8. Select the Right Pricing Model
Finally, there is the question of pricing. Under ARPA, Sec. 2001(f)(4), states may allocate as much as one half of one percent of their ARPA funding for administrative purposes, which includes costs for a grants management firm. In contrast, a typical allocation for subrecipient administrative costs is 7 to 10 percent, depending on the program.
There are multiple ways to ask competing firms for costs.
First, you can ask for billing rates alone as part of a Request for Qualifications. This is appropriate when the scope of services is still being developed and you’re looking for the most qualified firm with which to forge the scope together. Second, you can request budgeted hours and rates, or simply a flat rate. This works well if you have a clear idea of exactly what services and deliverables you want.
If a scope of work is too vague, some firms will bid high on the number of hours to protect themselves from mismatched expectations and a run-away scope that results in financial losses. Others will bid low and provide disappointingly fewer services than expected. Scopes of service with specific numbers of grantees, specific numbers of expenditures to be approved or monitored, or specific numbers of stakeholder meetings to facilitate, for example, are far more likely to result in an apples-to-apples comparison among firms.
If your strategy is to let the proposing contractors guide development of the project scope, a third option is to present a general list of deliverables and disclose the budget. This allows contractors to develop the scope according to the budget, thus permitting a fair comparison of quality and approach while matching expectations on price.
As you might imagine, this article only scratches the surface when it comes to navigating the world of grants oversight consulting. Fortunately, there are resources available to help.
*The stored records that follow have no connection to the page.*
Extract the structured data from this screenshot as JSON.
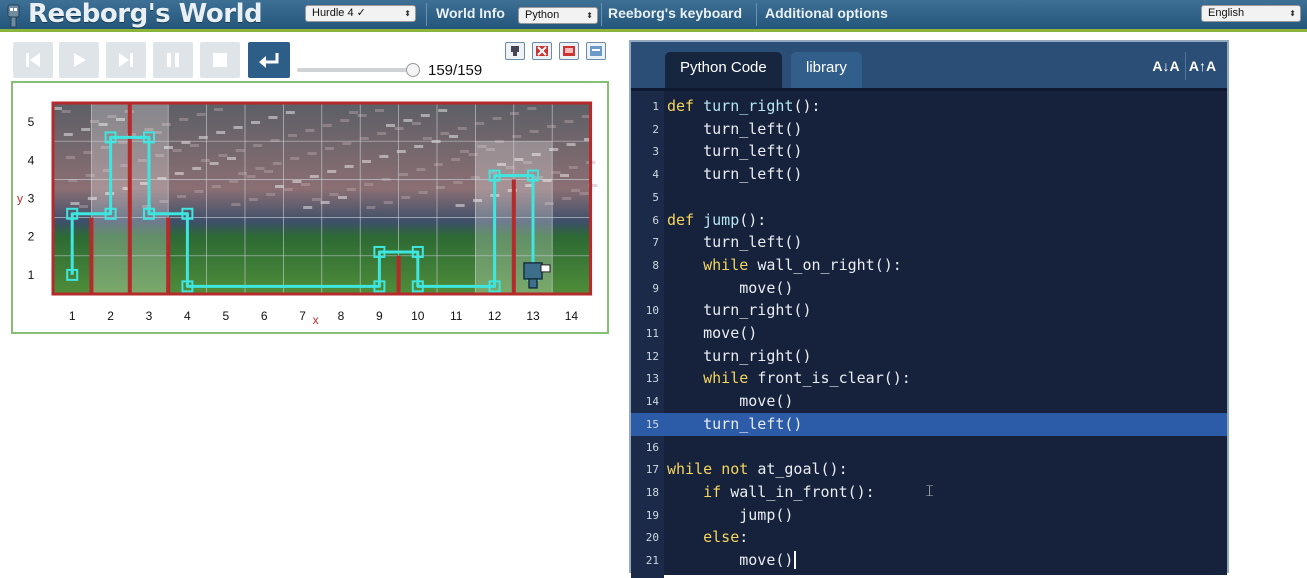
{
  "header": {
    "title": "Reeborg's World",
    "world_select": "Hurdle 4 ✓",
    "world_info": "World Info",
    "language_select": "Python",
    "keyboard": "Reeborg's keyboard",
    "additional_options": "Additional options",
    "ui_language_select": "English",
    "colors": {
      "bar": "#2a5a80",
      "accent": "#8bb53a"
    }
  },
  "controls": {
    "buttons": [
      "reload-icon",
      "play-icon",
      "step-icon",
      "pause-icon",
      "stop-icon",
      "return-icon"
    ],
    "step_counter": "159/159",
    "step_progress": 1.0,
    "world_buttons": [
      "robot-icon",
      "delete-world-icon",
      "flag-icon",
      "edit-world-icon"
    ]
  },
  "world": {
    "x_ticks": [
      "1",
      "2",
      "3",
      "4",
      "5",
      "6",
      "7",
      "8",
      "9",
      "10",
      "11",
      "12",
      "13",
      "14"
    ],
    "y_ticks": [
      "1",
      "2",
      "3",
      "4",
      "5"
    ],
    "x_axis_label": "x",
    "y_axis_label": "y",
    "wall_color": "#b52a2a",
    "trace_color": "#3ee6e0"
  },
  "editor": {
    "tabs": [
      "Python Code",
      "library"
    ],
    "font_down": "A↓A",
    "font_up": "A↑A",
    "active_line": 15,
    "lines": [
      [
        {
          "t": "def ",
          "c": "kw"
        },
        {
          "t": "turn_right",
          "c": "fn"
        },
        {
          "t": "():",
          "c": ""
        }
      ],
      [
        {
          "t": "    turn_left()",
          "c": ""
        }
      ],
      [
        {
          "t": "    turn_left()",
          "c": ""
        }
      ],
      [
        {
          "t": "    turn_left()",
          "c": ""
        }
      ],
      [],
      [
        {
          "t": "def ",
          "c": "kw"
        },
        {
          "t": "jump",
          "c": "fn"
        },
        {
          "t": "():",
          "c": ""
        }
      ],
      [
        {
          "t": "    turn_left()",
          "c": ""
        }
      ],
      [
        {
          "t": "    ",
          "c": ""
        },
        {
          "t": "while ",
          "c": "kw"
        },
        {
          "t": "wall_on_right():",
          "c": ""
        }
      ],
      [
        {
          "t": "        move()",
          "c": ""
        }
      ],
      [
        {
          "t": "    turn_right()",
          "c": ""
        }
      ],
      [
        {
          "t": "    move()",
          "c": ""
        }
      ],
      [
        {
          "t": "    turn_right()",
          "c": ""
        }
      ],
      [
        {
          "t": "    ",
          "c": ""
        },
        {
          "t": "while ",
          "c": "kw"
        },
        {
          "t": "front_is_clear():",
          "c": ""
        }
      ],
      [
        {
          "t": "        move()",
          "c": ""
        }
      ],
      [
        {
          "t": "    turn_left()",
          "c": ""
        }
      ],
      [],
      [
        {
          "t": "while ",
          "c": "kw"
        },
        {
          "t": "not ",
          "c": "kw"
        },
        {
          "t": "at_goal():",
          "c": ""
        }
      ],
      [
        {
          "t": "    ",
          "c": ""
        },
        {
          "t": "if ",
          "c": "kw"
        },
        {
          "t": "wall_in_front():",
          "c": ""
        }
      ],
      [
        {
          "t": "        jump()",
          "c": ""
        }
      ],
      [
        {
          "t": "    ",
          "c": ""
        },
        {
          "t": "else",
          "c": "kw"
        },
        {
          "t": ":",
          "c": ""
        }
      ],
      [
        {
          "t": "        move()",
          "c": ""
        }
      ]
    ]
  }
}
Learn more by joining the Grants Oversight group (available on both LinkedIn and Facebook) to connect with other grant professionals around the United States and stay up-to-date on the latest industry news, regulations, guidance, and more.
For more about the Vander Weele Group and how we can help your agency, please email us at firstname.lastname@example.org.
Author Maribeth Vander Weele is President and CEO of the Vander Weele Group, a niche firm specializing in grants oversight.